Just like humans, cats can exhibit symptoms of depression. Signs of cat depression include changes in appetite, behavior, and activity level. Some depressed cats might act out by urinating or defecating outside their cat litter box, while others may exhibit physical symptoms including nausea and lethargy.
“Our pets experience the same gamut of emotions that we as people do,” says Dr. Rachel Barrack of New York City’s Animal Acupuncture. “And just like people, our cats are individuals.” Each pet experiences and exhibits signs of depression differently, she said.
If you suspect your cat is depressed, here are six simple steps you can take to alleviate their cat depression and help them get back to their old self.
Go To The Vet
The symptoms of cat depression can mirror those of many serious medical conditions, including diabetes, kidney failure and pancreatitis.
“Most major medical diseases cause some kind of discomfort,” says Barrack. “The cat could be in pain and it’s manifesting as signs of depression.” Before you write off any symptoms as signs of cat depression, bring your pet to the vet immediately to rule out anything more serious, she says.
Pinpoint The Cause of Your Cat’s Depression
“Once we rule out a medical condition, the most common cause of depression in cats is a change in their environment,” says Barrack.
A move, a new work schedule, or the addition of a new family member (be it furry or human) to the household can all be stressful events for pets. Cats may also experience depression when they’re first adopted and brought into a new home, or after the death of an owner or companion animal.
Reflect on recent changes in the cat’s environment and see if you can find potential causes of the depression.
“It’s important to address the root of the problem and not just the symptoms that your cat is showing,” says Barrack.
Spend Time Together
“Cats are not pack animals like dogs, but they do require interaction,” says Dr. Judy Morgan, a holistic veterinarian and author of several books including “From Needles to Natural: Learning Holistic Pet Healing.”
Often just spending quality time with your furry friend can help them out of their cat depression, she explains.
Stop and give your cat at least a moment of attention every time you’re in the same room. Take time to sit with them, hold them, and play with them every day. Let them know you’re there for them.
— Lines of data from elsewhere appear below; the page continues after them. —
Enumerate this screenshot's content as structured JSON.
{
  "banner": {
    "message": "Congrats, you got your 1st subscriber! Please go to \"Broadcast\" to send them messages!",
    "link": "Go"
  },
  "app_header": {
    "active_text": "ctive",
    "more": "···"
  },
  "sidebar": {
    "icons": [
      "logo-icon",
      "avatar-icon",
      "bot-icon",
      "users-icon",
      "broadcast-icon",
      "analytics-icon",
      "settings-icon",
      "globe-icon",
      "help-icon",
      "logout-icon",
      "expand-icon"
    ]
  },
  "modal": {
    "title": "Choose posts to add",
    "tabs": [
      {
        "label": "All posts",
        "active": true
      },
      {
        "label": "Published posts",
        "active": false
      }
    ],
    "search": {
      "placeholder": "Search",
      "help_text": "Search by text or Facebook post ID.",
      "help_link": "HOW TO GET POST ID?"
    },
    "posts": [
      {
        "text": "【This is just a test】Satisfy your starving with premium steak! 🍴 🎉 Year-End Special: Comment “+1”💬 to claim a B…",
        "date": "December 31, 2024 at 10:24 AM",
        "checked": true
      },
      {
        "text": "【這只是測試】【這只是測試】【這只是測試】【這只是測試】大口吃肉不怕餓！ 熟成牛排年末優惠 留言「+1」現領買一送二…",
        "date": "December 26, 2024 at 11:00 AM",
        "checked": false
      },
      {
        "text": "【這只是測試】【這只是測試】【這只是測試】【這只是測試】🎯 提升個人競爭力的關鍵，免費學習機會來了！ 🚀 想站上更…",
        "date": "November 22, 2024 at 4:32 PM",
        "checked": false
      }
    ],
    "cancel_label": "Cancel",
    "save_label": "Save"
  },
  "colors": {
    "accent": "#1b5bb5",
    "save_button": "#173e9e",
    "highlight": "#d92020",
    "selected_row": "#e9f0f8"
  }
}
“Don’t forget the power that a warm spoken word, stroking of the fur, or cuddling can offer,” said Dr. Shelby Neely, a cat veterinarian and behaviorist based in the Philadelphia area. “Cats are not the aloof, independent creatures they’ve been made out to be. They very much want your attention and love.”
Encourage Your Cat to Play
Sometimes the signs of cat depression can be a manifestation of boredom, says Neely. If you engage cats in enriching play they’ll be healthier and happier.
“Imagine how cats hunt in the wild for their prey. They stalk, pounce, climb, leap into the air, all the while using their keen senses of vision, smell, and hearing,” she says. “Allowing them to imitate these behaviors indoors will help keep them entertained and happy.”
Give your cat toys they can play with by themselves as well as toys you can use together. Electronic cat toys that move on their own and/or mirror the appearance of prey are all great tools for engaging your cat.
Laser lights, such as the Ethical Pet Laser Exerciser, are also fun, says Morgan, but be sure to give your pet something to catch. Chasing a light constantly with no reward can make a sad cat even more frustrated.
Give Your Cat A Place To Climb And Hide
Cats are climbers. In the wild, they seek out high vantage points to survey the terrain and hide from predators.
You might be able to cheer up your cat by giving them vertical places to play and act out their natural instincts, says Morgan. Tall cat trees and window ledge perches are excellent solutions, she adds.
If you’ve brought new people or pets into the home, it’s also important cats have a place to go when they need some privacy.
“Cats like to have their own space,” says Barrack. “Give them an enclosed space they can retreat to comfortably for some personal time.”
Call In The Experts
If the above suggestions don’t help your cat’s depression, it may be time to call in the experts.
A board-certified animal behaviorist or veterinarian may be able to help with behavior modification exercises or other treatments—such as acupuncture, nutritional supplements, homeopathic treatments—that will help your pet.
No matter the cause of your cat’s depression, it’s important to get the advice of a professional. All cats are different and treatment will be based on an individual cat’s symptoms.
“With depression and any other medical condition, one size doesn’t fit all,” says Barrack. “It’s important to speak to your doctor to determine what’s best for this specific animal in this specific situation.”
Helen Anne Travis is a freelance writer based in Tampa, FL. She also writes for CNN, The Guardian and The Globe and Mail.